Don’t trade away long overdue abortion law reform in deal with DUP, Amnesty warns
Amnesty International has warned that the negotiations to establish the next UK Government must not involve the trading away of long overdue abortion law reform in Northern Ireland.
The call comes ahead of a meeting today between Prime Minister Theresa May and DUP leader Arlene Foster to continue negotiations that would allow the Conservative Party to form a minority Government under a ‘confidence and supply’ arrangement with the Northern Irish party, which has a hardline anti-abortion stance, following the general election last Thursday that resulted in a hung parliament. The warning also comes as talks to re-establish the devolved institutions at Stormont continue. The talks have a deadline of June 29 to restore devolution or reinstate direct rule.
Whilst the Abortion Act 1967 legalises abortions performed by registered practitioners in England, Scotland and Wales, this does not apply to Northern Ireland, where the issue of abortion falls under its devolved powers. There, abortion can only be performed in certain, limited circumstances – when the mother’s physical or mental health is in danger – and pregnancies that are terminated for any other reason, including fatal foetal abnormalities or pregnancies as a result of rape, constitute an offence against the person, as provided in the Offences Against the Person Act 1861. The law remains unchanged since then, apart from the additional provisions in the Criminal Justice Act 1945 that class abortion as ‘child destruction’ – an act that carries a life sentence.
Despite the high-risk stakes, women in Northern Ireland do procure abortions. The Guardian has reported that 1,000-2,000 women cross the Irish Sea to terminate their pregnancies in England or Wales every year.
The international community has condemned the state of play in Northern Ireland on numerous occasions, with international human rights committees repeatedly finding Northern Ireland’s abortion laws to be in breach of human rights standards and calling upon the UK government to remedy this. Additionally, the UN has previously expressed concern about criminal sanctions for abortion, and in a pair of related judgments in November and December 2015, the High Court in Belfast ruled that the existing abortion law in Northern Ireland was incompatible with the ECHR Article 8 (right to private and family life) insofar as it prevents access to termination of pregnancy in cases of fatal foetal abnormality and rape or incest (‘sexual crime’). This year, a judge in Belfast ruled that a mother who helped her 15-year-old daughter procure abortion pills online can challenge the decision to prosecute her, after her counsel argued that compelling the daughter to go ahead with the pregnancy constituted a violation of her human rights.

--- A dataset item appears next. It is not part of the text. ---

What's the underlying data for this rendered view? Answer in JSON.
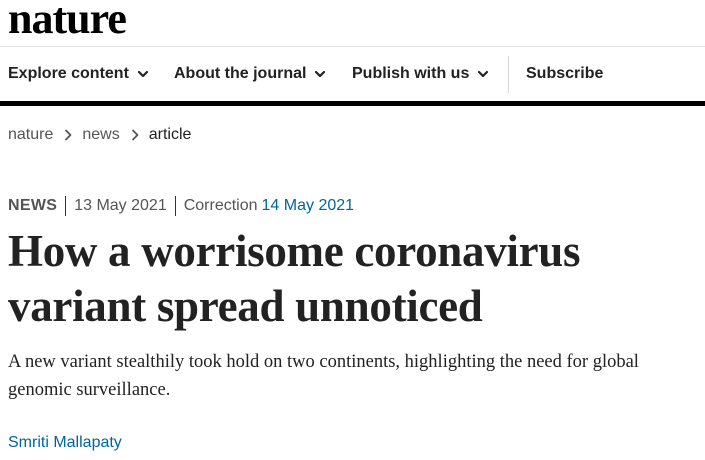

However, despite judicial progress, the DUP remains resistant; previously blocking attempts to reform the region’s abortion laws. In recent years, the DUP has also sought to reinforce the criminalisation of women who seek abortions in Northern Ireland through proposed amendments to a Justice Bill, which would have banned private health clinics from offering abortions. Gregory Campbell, DUP MP for East Londonderry, described the party last year to the Londonderry Sentinel as ‘unashamedly pro-life’, stating: ‘We will not be changing our support for the retention of innocent life […] There is nothing more innocent than an unborn child.’
Grainne Teggart, campaigns manager for Amnesty International said: ‘The UK Government has a responsibility to deliver abortion rights for women in Northern Ireland. A failure to do so would be a cruel betrayal of women. While health and justice are devolved matters, the UK Government is responsible for upholding human rights. We are today calling on the next UK Government to commit, particularly in the absence of functioning devolution, to prioritise bringing Northern Ireland’s abortion laws in line with international human rights standards. This must include the decriminalisation of abortion.’
Author: Eleanor Sheerin
Eleanor is an aspiring barrister and currently a legal intern with Global Rights Compliance, an organisation committed to enhancing compliance with international human rights standards